by Alfonso Damiano
100% RENEWABLE BY TOMORROW?
Can we stop to think small?
To provide electrical power to the end user in an optimum manner, the balance between the energy produced and energy consumed
has to be determined at each instant.
To date, this condition of energy balance has been achieved with a centralized management system of the electric energy provided
by a resource, managing and overseeing the development of generation (fossil, geothermal and hydroelectric), loads and storage systems.
The introduction of generation from renewable energy sources, particularly those defined as "non-programmable" (photovoltaic and wind)
has introduced a series of random distributed variables in the supply region. These were initially considered irrelevant due to the
limited total input compared to that of thermoelectric power generating.
The explosion of photovoltaics and wind power generation has destabilized the balance of the system by introducing a series
of "disorders" that are difficult to manage. Currently, distribution companies have reacted to this situation exclusively with a
cutting action: when the production from renewable sources is not able to be integrated, the system operator intervenes disconnecting
the renewable generation equipment. The operator of renewable energy, still gets paid even though production is not utilized.
This "model of emergency management", originally introduced for wind turbines, has recently also been extended with the new energy
bill for photovoltaic plants.
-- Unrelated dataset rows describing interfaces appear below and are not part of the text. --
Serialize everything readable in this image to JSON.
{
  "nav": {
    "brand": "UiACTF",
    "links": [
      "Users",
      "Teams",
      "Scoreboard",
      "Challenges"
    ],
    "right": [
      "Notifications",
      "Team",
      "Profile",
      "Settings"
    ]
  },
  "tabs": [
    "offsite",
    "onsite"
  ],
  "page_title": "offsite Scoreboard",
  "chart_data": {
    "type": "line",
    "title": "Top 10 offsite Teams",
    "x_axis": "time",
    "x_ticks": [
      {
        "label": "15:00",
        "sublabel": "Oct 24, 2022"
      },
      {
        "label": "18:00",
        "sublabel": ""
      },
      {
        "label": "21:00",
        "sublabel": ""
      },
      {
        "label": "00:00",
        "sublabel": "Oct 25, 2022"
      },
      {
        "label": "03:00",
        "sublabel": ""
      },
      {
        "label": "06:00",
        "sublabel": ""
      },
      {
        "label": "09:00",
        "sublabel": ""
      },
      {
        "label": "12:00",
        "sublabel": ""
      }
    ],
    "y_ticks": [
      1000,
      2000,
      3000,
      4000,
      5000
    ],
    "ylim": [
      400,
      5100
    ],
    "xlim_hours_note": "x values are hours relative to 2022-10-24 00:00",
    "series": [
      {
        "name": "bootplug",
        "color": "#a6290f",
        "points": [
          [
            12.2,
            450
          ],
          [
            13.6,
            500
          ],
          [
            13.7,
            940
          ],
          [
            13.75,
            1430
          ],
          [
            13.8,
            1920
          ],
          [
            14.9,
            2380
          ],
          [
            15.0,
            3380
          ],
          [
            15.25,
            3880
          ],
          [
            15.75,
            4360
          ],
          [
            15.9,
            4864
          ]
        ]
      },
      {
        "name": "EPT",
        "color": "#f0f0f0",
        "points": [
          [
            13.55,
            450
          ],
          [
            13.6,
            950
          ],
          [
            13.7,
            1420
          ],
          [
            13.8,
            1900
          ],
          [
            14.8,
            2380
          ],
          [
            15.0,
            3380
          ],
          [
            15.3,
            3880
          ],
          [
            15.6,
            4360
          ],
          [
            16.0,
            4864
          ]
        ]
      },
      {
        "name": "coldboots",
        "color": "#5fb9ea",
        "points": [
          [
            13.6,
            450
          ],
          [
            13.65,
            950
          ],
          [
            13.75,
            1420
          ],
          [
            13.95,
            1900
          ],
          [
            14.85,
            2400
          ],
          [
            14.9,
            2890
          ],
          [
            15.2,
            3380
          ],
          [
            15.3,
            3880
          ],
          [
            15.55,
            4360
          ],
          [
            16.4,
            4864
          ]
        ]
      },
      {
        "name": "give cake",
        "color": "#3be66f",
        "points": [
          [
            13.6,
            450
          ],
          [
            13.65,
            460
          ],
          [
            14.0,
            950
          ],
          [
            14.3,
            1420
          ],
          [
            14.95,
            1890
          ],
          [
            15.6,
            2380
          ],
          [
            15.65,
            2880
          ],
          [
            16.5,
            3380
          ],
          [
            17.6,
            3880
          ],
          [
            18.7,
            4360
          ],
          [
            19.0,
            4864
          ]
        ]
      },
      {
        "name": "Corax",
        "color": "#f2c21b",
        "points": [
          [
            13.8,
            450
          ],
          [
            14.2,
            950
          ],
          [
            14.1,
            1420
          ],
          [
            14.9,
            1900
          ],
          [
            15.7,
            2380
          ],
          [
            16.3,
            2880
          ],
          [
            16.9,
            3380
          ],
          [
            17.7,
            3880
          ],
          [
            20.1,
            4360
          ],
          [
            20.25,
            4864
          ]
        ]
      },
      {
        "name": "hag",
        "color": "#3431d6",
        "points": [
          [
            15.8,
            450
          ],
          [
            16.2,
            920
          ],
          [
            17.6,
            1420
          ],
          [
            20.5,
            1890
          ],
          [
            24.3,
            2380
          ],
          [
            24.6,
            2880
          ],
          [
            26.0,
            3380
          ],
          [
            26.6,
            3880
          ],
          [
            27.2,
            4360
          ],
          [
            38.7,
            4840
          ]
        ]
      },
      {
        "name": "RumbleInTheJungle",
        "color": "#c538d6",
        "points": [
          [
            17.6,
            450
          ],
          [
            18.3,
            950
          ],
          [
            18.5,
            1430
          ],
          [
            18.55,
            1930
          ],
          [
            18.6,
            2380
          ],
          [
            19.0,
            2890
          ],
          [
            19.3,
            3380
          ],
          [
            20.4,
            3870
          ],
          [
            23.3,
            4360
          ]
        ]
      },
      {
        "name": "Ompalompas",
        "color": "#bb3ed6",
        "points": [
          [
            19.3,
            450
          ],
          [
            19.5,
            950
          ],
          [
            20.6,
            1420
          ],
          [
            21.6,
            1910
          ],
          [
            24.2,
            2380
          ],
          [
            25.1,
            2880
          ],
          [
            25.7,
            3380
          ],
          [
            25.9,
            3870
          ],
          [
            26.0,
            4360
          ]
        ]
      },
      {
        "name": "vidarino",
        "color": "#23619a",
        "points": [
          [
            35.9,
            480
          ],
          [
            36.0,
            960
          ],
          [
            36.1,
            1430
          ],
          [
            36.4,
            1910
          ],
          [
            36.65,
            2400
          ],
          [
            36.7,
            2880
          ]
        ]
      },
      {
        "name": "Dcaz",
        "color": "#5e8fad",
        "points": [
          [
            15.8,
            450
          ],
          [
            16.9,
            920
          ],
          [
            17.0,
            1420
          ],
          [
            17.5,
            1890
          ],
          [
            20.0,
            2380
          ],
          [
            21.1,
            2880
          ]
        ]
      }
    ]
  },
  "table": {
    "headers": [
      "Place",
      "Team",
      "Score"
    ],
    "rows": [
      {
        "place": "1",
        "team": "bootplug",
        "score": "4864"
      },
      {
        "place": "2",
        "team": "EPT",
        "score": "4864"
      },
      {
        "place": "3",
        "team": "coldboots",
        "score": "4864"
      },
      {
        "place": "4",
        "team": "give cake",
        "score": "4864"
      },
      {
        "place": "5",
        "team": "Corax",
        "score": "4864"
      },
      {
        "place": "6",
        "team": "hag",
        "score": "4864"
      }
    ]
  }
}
At this point the problem of management of renewable energy sources (RES) can no longer be ignored!
This scenario is part of the problem facing the planned European energy production from renewable energy equal to 20% of gross energy
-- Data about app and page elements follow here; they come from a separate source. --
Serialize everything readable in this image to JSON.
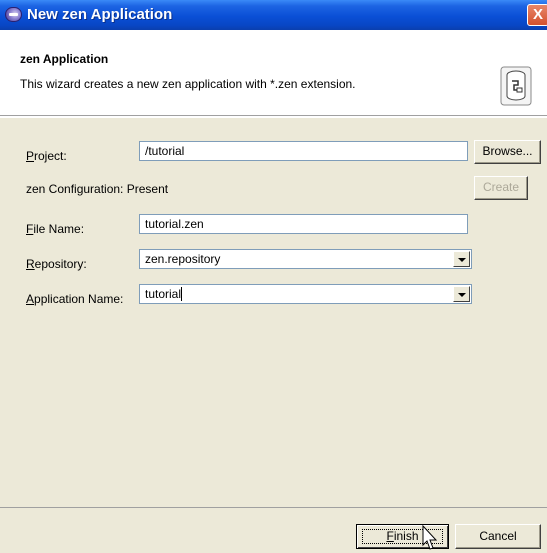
{
  "window": {
    "title": "New zen Application",
    "close_glyph": "X"
  },
  "banner": {
    "title": "zen Application",
    "description": "This wizard creates a new zen application with *.zen extension.",
    "icon": "database-wizard-icon"
  },
  "form": {
    "project": {
      "label_mnemonic": "P",
      "label_rest": "roject:",
      "value": "/tutorial",
      "browse_label": "Browse..."
    },
    "configuration": {
      "label": "zen Configuration:",
      "status": "Present",
      "create_label": "Create"
    },
    "file_name": {
      "label_mnemonic": "F",
      "label_rest": "ile Name:",
      "value": "tutorial.zen"
    },
    "repository": {
      "label_mnemonic": "R",
      "label_rest": "epository:",
      "value": "zen.repository"
    },
    "application_name": {
      "label_mnemonic": "A",
      "label_rest": "pplication Name:",
      "value": "tutorial"
    }
  },
  "footer": {
    "finish_mnemonic": "F",
    "finish_rest": "inish",
    "cancel_label": "Cancel"
  },
  "colors": {
    "titlebar": "#0a4fd6",
    "dialog_bg": "#ece9d8",
    "field_border": "#7f9db9",
    "close": "#d4512d"
  }
}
consumption (electricity + heat + transport) and it makes it urgent to create a smart grid (smart grid) that does not dissipate the
clean energy – referred to as "noble" : renewable energy.
To quickly get a smart grid, any solution should provide management of the flow of electricity of distributed storage systems locally.
In this way the renewable energy generated does not have to enter the main grid to be utilised. The main difficulty in the development
of distributed storage systems is related to the still high cost, but this problem can now be overcome in an original way.
example, it has been recently published for the first time that the cost of the Italian electricity market on the energy market
during peak hours has reached zero - no one needed to buy electricity – renewables supplied all demand. This means that there may
be a "new business model" for those who can "move energy in time and space." A key element will be small storage systems.
An ongoing research programme at the University of Cagliari, has shown that the problem can be overcome both locally (smart grids,
virtual power plant) and on regional scales (Sardinia) through an integrated and intelligent use of electric cars (as mobile small
storage systems) and dedicated fixed storage systems.
An intelligent battery fleet management can make renewable energy sources that were "not programmable" now programmable.
The objective is to make production error estimates less than 3%. This must be based on the forecasts of weather conditions for 48
hours and programming of the storage system. This would permit, on the day prior to generation, the shape of the production to be
known and this would enable improved management of the market and avoid the inefficient actions of dumping power or paying excessive
prices. This would achieve high levels of usage from RES production. The study analyzed the system behaviour in Sardinia with the
current schedule from RES by 2020 (45% penetration of RES in electricity consumption per year) and estimated the cuts achievable
with battery power up to 200 MW and installed capacity of 2400 MWh.
The results showed that this system would allow a level of 96% of the potential capacity of renewable energy currently installed
to be utilized. The most interesting result is that the peak battery capacity needed to obtain these results is not very big. The
scenario fpr Sardinia 2020 would be achieved with only 600 MW of capacity and 50 MW of batteries.
On the basis of the developed models it can therefore be concluded that the penetration of RES, if properly managed and integrated
with electrochemical storage systems, can ensure penetration of RES at an even higher level than those analyzed.
Now to energy independence!